  1. With your Raspberry Pi Model B, revision 2 board and a the SparkFun kit complete the PDF Part Descriptions Research and Hardware Parts Check sheet
  2. If you need to further review or check out more info on set-up or related resources with the Raspberry Pi, click here
  3. Complete your beginner project earlier reasearched (which was to include low number of common inputs/outputs, minimal programing, and little if not any networking). If your project is not appropriate or timely try the sample 2pb-2led.py or sample 2pb-dimmer project connected up with some additional variations (view hardware connections) to demonstarate and showcase in your custom projects folder
  4. Help user interface

    Raspberry Pi sample set-up from step 2

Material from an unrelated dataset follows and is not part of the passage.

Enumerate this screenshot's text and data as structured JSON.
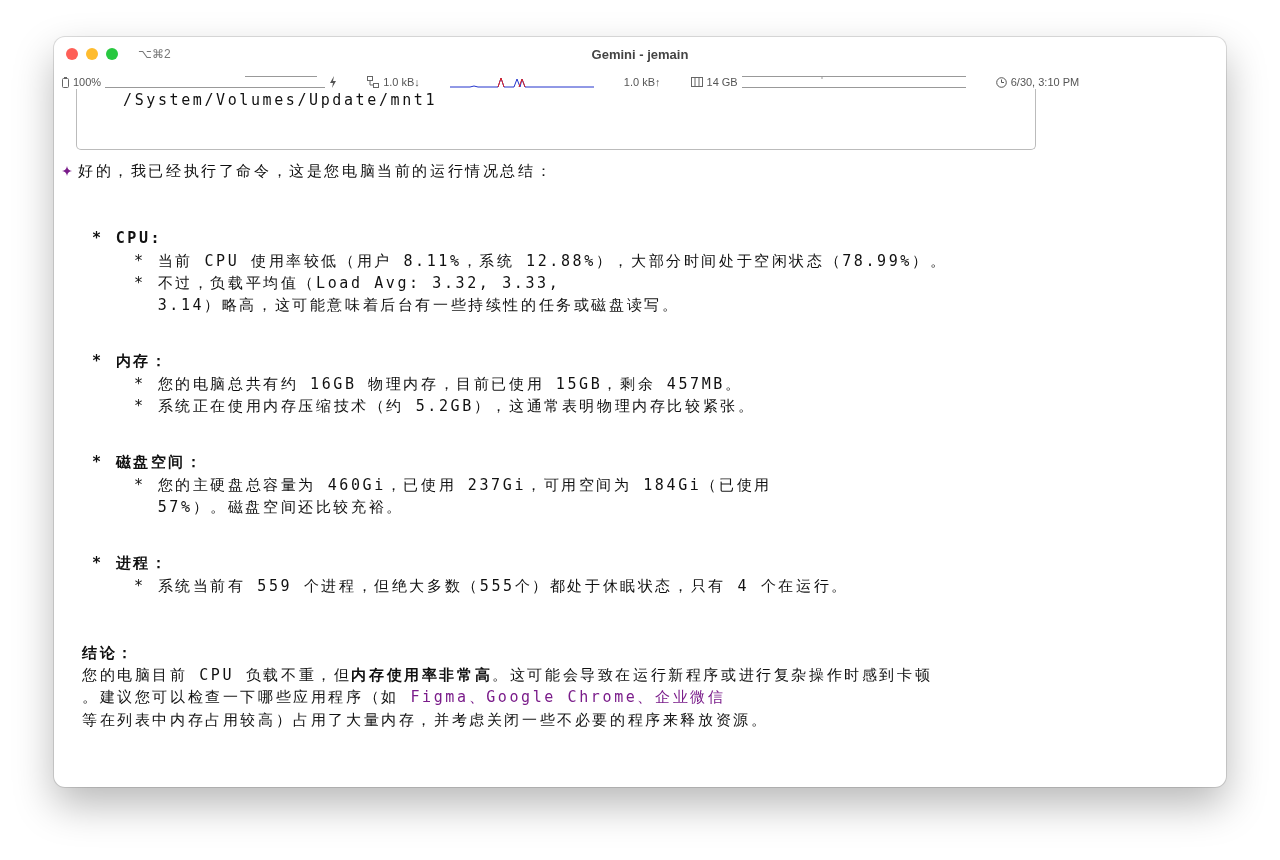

  5. Decide and start on your final custom project, your previously researched intermediate or advanced custom project, and start organizing representative hardware components to allow you to design and write your Python code for use with the Raspberry Pi, GPIO's, networking, prototyping breadboard, hardware, etc.
  6. Remember to document (text and pictures) your steps and learning in detail on your wiki custom projects area
  7. Informal class demonstration and custom project documentation log is to done to show completed work and learning achieved.

Note one of your three portfolio entries could be showcasing your final custom programming and interfacing with your Raspberry Pi.

- TOP - Evaluation:

The following is a breakdown of marks for the part definitions, part check, your basic level custom project demo/ wiki report , along with your final customized intermediate/advanced project/wiki report.

Evaluation Breakdown Component Descriptions Marks
Always double check that you have completed all components for full marks.
Part Definitions - Fill in what each of the parts are and their function ---
Hardware Part Check - Identify and check-off all your parts in your kit ---
Custom Basic Project - Demonstration and explanation of operation 20
Wiki Report - Wiki project steps, programming, and resources 15
Custom Intermediate/Advanced Project - Demo & operation 60
Wiki Report - Wiki project steps, programming, and resources 40